The first DDA webinar, co-hosted with the Best Practice conference and exhibition, has revealed poor take-up of the emergency dispensing legislation announced during the recent Easter Bank Holiday weekend.
In a poll taken during the webinar, 15 per cent of participants said they were not given permission by local NHS officials to ‘dispense to all’ patients when local pharmacies were closed. According to DDA chairman Dr Richard West, who chaired the webinar, application of this provision would decrease non-essential journeys by patients who require medicines. He said: “It is wholly appropriate that acute medication should be dispensed when pharmacies are closed.”
During the webinar, a further 47 per cent of participants said they had no reason to use the emergency provision and 38 per cent of participants said they didn’t know about it. It is possble that the legislation may again be required during the May Day Bank Holiday (this year on Friday 8 May) when practices may be required to open while pharmacies are closed.

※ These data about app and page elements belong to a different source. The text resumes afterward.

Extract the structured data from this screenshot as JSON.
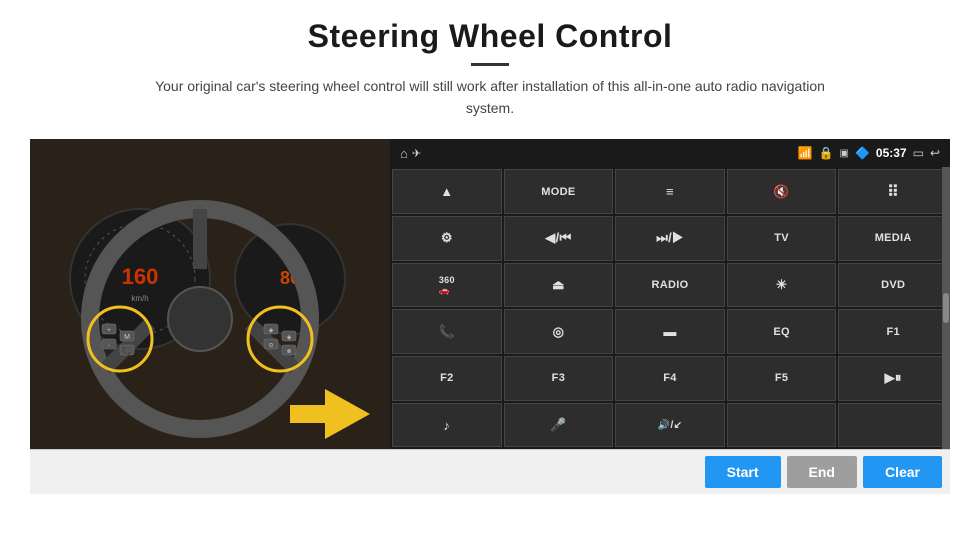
{
  "page": {
    "title": "Steering Wheel Control",
    "subtitle": "Your original car's steering wheel control will still work after installation of this all-in-one auto radio navigation system."
  },
  "status_bar": {
    "time": "05:37",
    "icons": [
      "home",
      "wifi",
      "lock",
      "sd",
      "bluetooth",
      "cast",
      "back"
    ]
  },
  "buttons": [
    {
      "row": 1,
      "col": 1,
      "label": "▲",
      "type": "icon",
      "id": "nav-up"
    },
    {
      "row": 1,
      "col": 2,
      "label": "MODE",
      "type": "text",
      "id": "mode"
    },
    {
      "row": 1,
      "col": 3,
      "label": "≡",
      "type": "icon",
      "id": "menu"
    },
    {
      "row": 1,
      "col": 4,
      "label": "🔇",
      "type": "icon",
      "id": "mute"
    },
    {
      "row": 1,
      "col": 5,
      "label": "⠿",
      "type": "icon",
      "id": "apps"
    },
    {
      "row": 2,
      "col": 1,
      "label": "⚙",
      "type": "icon",
      "id": "settings"
    },
    {
      "row": 2,
      "col": 2,
      "label": "◀/⏮",
      "type": "icon",
      "id": "prev"
    },
    {
      "row": 2,
      "col": 3,
      "label": "⏭/▶",
      "type": "icon",
      "id": "next"
    },
    {
      "row": 2,
      "col": 4,
      "label": "TV",
      "type": "text",
      "id": "tv"
    },
    {
      "row": 2,
      "col": 5,
      "label": "MEDIA",
      "type": "text",
      "id": "media"
    },
    {
      "row": 3,
      "col": 1,
      "label": "360",
      "type": "text",
      "id": "360cam"
    },
    {
      "row": 3,
      "col": 2,
      "label": "▲",
      "type": "icon",
      "id": "eject"
    },
    {
      "row": 3,
      "col": 3,
      "label": "RADIO",
      "type": "text",
      "id": "radio"
    },
    {
      "row": 3,
      "col": 4,
      "label": "☀",
      "type": "icon",
      "id": "brightness"
    },
    {
      "row": 3,
      "col": 5,
      "label": "DVD",
      "type": "text",
      "id": "dvd"
    },
    {
      "row": 4,
      "col": 1,
      "label": "📞",
      "type": "icon",
      "id": "phone"
    },
    {
      "row": 4,
      "col": 2,
      "label": "◎",
      "type": "icon",
      "id": "navi"
    },
    {
      "row": 4,
      "col": 3,
      "label": "▬",
      "type": "icon",
      "id": "mirror"
    },
    {
      "row": 4,
      "col": 4,
      "label": "EQ",
      "type": "text",
      "id": "eq"
    },
    {
      "row": 4,
      "col": 5,
      "label": "F1",
      "type": "text",
      "id": "f1"
    },
    {
      "row": 5,
      "col": 1,
      "label": "F2",
      "type": "text",
      "id": "f2"
    },
    {
      "row": 5,
      "col": 2,
      "label": "F3",
      "type": "text",
      "id": "f3"
    },
    {
      "row": 5,
      "col": 3,
      "label": "F4",
      "type": "text",
      "id": "f4"
    },
    {
      "row": 5,
      "col": 4,
      "label": "F5",
      "type": "text",
      "id": "f5"
    },
    {
      "row": 5,
      "col": 5,
      "label": "▶⏸",
      "type": "icon",
      "id": "play-pause"
    },
    {
      "row": 6,
      "col": 1,
      "label": "♪",
      "type": "icon",
      "id": "music"
    },
    {
      "row": 6,
      "col": 2,
      "label": "🎤",
      "type": "icon",
      "id": "mic"
    },
    {
      "row": 6,
      "col": 3,
      "label": "🔊/↙",
      "type": "icon",
      "id": "vol-phone"
    },
    {
      "row": 6,
      "col": 4,
      "label": "",
      "type": "empty",
      "id": "empty1"
    },
    {
      "row": 6,
      "col": 5,
      "label": "",
      "type": "empty",
      "id": "empty2"
    }
  ],
  "action_bar": {
    "start_label": "Start",
    "end_label": "End",
    "clear_label": "Clear"
  }
}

Part 61 of the NHS Pharmaceutical Services regulations (England) 2013 covers: Temporary arrangements during emergencies or circumstances beyond the control of a dispensing doctor.
The legislation reads: “If the emergency requires the flexible provision of pharmaceutical services, the NHSCB may require a dispensing doctor to provide pharmaceutical services (“temporary services”) to patients to whom the dispensing doctor is not otherwise entitled to provide pharmaceutical services”. This will be for a limited period of up to six months.
Part 61 also allows the commissioning board to grant temporary premises approval because there is an emergency requiring the flexible provision of pharmaceutical services.
In a recent Parliamentary exchange, innovation minister Lord Bethell confirmed that NHSE/I regional teams will determine their own requirements under Part 61. An example is the Vale of York/North Yorkshire CCG guidance letter, which allows dispensing GPs to dispense to all if no community pharmacy services are open within reasonable travel time, and in a risk-assessed way, for example:
- Urgent treatment within one hour: if a patient needs to start treatment within an hour and this would not be possible through local pharmacy dispensing, then the dispensing practice may wish to dispense in the best interests of patient care
- Urgent treatment within same day: if a patient needs to start treatment that day and there will be no local pharmacy services available for the rest of that day, then the dispensing practice may wish to dispense in the best interests of patient care.
In total, the webinar attracted over 460 registrants and covered hints and tips on managing shortages and cash flow problems caused by increased dispensing, managing volunteer-based medicines delivery services, processes for payment, and recommended measures to keep dispensary and delivery teams safe during the Pandemic.
The webinar recording is available online.